Information supplied below:

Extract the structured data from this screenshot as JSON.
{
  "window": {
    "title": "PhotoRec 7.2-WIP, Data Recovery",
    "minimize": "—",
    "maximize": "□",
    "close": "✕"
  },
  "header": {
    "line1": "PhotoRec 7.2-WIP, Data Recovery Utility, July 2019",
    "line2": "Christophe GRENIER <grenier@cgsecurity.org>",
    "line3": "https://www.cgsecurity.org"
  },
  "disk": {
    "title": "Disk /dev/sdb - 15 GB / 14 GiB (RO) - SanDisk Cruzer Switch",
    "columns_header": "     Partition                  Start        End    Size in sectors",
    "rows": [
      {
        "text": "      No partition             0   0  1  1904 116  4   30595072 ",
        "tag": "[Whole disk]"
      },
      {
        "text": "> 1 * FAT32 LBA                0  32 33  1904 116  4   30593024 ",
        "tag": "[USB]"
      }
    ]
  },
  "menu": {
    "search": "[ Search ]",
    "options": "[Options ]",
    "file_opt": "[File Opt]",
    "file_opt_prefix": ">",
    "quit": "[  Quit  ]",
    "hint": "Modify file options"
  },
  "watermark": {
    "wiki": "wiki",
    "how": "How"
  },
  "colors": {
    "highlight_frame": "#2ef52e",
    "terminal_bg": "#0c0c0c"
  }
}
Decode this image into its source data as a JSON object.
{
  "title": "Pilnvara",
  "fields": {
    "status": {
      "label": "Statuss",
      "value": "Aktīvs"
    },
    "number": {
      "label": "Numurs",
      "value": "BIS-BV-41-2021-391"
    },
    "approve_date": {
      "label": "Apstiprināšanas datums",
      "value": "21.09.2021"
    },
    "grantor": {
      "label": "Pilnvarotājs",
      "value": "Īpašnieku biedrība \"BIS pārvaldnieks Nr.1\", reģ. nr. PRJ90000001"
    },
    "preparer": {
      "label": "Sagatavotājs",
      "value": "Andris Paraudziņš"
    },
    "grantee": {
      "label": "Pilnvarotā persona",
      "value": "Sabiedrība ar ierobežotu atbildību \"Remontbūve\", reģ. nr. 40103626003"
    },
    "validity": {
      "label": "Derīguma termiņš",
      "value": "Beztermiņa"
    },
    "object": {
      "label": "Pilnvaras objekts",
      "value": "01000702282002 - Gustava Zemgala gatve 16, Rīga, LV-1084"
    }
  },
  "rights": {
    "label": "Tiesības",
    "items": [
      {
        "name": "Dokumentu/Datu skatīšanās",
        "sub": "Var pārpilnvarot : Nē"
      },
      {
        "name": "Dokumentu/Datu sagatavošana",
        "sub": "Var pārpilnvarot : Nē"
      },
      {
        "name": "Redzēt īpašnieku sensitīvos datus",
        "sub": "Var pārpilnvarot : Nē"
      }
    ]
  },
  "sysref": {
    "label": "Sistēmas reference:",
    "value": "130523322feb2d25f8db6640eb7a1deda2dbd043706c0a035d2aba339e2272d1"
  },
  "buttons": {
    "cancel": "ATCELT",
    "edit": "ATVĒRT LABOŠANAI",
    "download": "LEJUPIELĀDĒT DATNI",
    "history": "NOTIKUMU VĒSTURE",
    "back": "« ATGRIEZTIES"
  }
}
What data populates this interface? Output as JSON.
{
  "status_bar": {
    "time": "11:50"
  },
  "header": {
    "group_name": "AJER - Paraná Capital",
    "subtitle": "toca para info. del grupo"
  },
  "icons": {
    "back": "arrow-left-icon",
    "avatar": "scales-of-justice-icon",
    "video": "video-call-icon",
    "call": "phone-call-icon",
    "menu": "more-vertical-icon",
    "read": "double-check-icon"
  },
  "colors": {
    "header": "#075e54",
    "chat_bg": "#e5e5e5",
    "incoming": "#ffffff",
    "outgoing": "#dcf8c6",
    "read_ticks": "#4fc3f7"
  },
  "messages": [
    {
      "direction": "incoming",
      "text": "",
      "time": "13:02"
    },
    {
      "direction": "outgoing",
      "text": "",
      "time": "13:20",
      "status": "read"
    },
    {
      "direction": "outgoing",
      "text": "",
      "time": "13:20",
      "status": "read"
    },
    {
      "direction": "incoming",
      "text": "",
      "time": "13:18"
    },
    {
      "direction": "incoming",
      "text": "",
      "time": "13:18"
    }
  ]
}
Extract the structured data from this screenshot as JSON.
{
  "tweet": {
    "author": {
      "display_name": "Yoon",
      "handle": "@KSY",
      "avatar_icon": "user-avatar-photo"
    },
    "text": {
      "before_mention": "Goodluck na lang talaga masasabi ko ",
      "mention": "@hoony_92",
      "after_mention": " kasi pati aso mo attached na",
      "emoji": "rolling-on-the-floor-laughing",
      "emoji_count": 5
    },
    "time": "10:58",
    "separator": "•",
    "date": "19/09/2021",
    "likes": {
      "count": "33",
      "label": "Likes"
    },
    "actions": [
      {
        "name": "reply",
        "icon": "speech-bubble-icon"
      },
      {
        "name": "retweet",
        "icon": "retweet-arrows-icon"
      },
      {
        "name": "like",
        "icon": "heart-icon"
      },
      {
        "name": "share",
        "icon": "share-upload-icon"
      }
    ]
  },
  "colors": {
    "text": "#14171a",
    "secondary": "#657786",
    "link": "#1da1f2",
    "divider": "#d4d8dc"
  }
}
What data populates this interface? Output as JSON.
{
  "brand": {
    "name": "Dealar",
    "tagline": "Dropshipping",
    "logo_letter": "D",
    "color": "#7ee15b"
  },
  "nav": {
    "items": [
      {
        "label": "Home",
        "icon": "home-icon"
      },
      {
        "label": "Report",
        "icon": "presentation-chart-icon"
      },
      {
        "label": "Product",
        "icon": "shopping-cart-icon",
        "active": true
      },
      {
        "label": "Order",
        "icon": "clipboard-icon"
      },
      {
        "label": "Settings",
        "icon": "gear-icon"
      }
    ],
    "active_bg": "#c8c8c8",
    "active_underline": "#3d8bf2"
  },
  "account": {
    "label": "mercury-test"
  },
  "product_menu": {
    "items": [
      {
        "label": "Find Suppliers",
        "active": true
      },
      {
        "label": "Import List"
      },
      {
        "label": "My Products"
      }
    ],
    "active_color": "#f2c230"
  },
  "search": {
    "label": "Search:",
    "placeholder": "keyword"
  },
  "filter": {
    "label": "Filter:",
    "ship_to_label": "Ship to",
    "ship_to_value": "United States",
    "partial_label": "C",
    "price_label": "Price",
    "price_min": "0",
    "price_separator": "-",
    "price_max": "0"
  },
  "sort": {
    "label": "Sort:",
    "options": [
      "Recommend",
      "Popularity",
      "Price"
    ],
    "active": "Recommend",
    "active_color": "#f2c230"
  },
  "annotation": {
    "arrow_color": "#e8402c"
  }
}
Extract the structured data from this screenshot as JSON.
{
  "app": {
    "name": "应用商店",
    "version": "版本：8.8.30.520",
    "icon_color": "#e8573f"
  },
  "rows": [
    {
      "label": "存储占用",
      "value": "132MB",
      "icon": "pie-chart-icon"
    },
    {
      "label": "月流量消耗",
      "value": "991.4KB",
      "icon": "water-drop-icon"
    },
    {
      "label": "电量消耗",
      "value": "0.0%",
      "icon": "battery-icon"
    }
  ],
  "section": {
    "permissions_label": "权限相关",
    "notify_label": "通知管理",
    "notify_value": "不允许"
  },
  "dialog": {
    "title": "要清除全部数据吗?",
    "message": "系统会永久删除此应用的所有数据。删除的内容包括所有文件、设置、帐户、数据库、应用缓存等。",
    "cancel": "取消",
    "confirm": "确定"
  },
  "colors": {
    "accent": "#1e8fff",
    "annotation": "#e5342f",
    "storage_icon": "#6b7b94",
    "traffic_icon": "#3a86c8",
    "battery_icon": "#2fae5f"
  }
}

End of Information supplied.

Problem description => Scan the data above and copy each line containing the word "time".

Result for this task =>
    "time": "11:50"
      "time": "13:02"
      "time": "13:20",
      "time": "13:20",
      "time": "13:18"
      "time": "13:18"
    "time": "10:58",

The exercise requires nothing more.